● Records for processing

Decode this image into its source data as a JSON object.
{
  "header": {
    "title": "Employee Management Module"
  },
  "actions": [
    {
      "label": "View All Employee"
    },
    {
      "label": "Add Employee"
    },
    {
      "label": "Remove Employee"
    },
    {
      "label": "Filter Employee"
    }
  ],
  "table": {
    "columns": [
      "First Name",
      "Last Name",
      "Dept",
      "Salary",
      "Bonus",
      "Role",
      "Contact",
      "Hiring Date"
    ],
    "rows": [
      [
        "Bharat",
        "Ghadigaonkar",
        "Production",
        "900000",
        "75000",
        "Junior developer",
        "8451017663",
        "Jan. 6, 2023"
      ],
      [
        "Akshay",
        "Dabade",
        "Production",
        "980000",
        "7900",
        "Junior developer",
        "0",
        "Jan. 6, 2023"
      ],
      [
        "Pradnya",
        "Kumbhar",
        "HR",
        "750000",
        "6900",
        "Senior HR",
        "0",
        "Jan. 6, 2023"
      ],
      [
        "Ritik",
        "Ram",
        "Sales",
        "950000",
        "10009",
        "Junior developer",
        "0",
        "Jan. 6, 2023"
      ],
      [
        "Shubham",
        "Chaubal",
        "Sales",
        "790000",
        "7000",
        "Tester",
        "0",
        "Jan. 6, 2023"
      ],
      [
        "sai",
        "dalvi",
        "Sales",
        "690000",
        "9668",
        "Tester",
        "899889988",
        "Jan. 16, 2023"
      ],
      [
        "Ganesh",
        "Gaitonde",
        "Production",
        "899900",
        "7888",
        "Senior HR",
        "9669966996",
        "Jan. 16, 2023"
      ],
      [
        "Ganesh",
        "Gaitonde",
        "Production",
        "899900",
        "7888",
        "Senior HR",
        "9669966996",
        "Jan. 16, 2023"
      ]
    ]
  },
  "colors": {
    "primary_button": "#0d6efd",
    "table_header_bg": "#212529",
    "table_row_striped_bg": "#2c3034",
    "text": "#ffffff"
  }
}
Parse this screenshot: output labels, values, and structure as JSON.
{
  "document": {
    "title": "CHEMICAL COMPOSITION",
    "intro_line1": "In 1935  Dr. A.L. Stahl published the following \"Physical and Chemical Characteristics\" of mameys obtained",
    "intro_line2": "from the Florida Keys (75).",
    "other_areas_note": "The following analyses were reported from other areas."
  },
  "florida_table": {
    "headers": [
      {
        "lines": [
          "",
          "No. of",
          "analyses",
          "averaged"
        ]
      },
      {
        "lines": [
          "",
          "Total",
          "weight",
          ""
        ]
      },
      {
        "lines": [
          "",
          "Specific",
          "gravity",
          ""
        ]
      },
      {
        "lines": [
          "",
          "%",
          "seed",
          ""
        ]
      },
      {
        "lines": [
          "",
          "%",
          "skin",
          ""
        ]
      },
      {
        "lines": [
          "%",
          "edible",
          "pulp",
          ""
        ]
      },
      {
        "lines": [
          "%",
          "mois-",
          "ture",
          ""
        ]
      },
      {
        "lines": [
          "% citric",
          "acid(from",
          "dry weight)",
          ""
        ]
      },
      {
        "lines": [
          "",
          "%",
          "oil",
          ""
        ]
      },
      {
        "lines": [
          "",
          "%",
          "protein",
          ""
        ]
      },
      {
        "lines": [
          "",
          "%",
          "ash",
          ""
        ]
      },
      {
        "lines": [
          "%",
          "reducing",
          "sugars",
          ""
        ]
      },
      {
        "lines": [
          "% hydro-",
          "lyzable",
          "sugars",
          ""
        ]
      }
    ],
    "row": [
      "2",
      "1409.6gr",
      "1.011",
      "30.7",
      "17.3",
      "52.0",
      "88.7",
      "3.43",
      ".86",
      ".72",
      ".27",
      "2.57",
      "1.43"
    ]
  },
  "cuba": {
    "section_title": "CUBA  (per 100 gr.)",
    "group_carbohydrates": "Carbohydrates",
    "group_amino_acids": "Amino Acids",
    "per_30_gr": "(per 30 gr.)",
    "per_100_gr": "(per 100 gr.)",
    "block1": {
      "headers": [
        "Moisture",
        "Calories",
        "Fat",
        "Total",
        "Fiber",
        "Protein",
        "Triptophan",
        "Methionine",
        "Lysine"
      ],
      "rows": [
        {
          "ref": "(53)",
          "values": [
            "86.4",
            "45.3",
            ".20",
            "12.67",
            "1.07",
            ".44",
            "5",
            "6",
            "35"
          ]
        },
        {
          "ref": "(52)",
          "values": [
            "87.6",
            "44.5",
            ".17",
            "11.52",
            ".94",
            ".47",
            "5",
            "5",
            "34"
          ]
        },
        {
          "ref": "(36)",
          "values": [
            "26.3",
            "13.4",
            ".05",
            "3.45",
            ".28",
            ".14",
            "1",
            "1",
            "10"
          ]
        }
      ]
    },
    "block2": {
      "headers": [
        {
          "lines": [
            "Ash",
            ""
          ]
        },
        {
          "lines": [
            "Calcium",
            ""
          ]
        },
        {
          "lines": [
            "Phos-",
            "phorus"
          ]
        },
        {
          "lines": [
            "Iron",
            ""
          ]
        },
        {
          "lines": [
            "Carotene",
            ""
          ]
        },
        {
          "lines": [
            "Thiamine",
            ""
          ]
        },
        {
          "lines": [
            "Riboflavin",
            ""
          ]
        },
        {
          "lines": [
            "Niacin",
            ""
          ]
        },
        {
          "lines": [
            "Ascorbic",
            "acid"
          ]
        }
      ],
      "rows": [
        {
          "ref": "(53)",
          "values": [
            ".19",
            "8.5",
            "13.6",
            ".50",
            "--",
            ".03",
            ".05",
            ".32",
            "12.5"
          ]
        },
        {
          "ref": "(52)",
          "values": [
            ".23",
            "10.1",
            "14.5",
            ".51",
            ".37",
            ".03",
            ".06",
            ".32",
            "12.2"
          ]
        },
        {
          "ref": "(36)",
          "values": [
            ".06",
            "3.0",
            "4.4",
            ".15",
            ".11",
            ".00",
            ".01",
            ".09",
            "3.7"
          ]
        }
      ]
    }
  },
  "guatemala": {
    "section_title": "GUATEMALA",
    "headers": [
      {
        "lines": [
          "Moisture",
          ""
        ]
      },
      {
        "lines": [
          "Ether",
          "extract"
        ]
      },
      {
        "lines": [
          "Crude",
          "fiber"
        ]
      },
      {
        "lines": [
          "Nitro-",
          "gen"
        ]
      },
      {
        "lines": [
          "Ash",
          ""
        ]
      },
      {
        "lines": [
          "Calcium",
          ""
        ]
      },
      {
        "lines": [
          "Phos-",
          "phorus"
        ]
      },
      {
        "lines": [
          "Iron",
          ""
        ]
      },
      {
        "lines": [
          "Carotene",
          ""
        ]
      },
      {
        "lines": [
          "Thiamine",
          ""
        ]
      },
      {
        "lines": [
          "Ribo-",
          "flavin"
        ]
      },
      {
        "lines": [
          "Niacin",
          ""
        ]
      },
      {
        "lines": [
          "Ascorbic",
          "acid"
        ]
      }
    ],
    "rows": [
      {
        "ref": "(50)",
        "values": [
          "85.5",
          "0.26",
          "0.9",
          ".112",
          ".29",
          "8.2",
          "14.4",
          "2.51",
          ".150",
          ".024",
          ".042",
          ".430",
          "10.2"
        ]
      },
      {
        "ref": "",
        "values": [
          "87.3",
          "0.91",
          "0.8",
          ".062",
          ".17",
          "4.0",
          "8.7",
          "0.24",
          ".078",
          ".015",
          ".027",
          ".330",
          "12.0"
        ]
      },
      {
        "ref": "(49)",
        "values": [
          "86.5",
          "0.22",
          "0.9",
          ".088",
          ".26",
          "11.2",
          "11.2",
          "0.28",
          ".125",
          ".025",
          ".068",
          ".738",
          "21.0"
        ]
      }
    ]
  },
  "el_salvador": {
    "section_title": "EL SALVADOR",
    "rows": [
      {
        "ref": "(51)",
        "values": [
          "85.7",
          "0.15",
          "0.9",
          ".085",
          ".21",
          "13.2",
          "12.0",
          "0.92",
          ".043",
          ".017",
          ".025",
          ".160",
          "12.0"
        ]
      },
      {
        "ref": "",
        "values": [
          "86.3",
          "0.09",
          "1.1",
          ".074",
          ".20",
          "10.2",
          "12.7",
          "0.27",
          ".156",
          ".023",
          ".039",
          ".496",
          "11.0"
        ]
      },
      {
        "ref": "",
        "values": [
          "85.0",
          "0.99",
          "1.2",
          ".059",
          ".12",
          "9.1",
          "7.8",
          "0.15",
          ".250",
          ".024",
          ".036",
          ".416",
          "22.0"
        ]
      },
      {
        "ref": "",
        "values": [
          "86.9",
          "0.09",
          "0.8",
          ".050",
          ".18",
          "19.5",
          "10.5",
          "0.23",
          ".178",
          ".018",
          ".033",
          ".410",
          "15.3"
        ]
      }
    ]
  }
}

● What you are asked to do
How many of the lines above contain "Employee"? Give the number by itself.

● Exercise output
5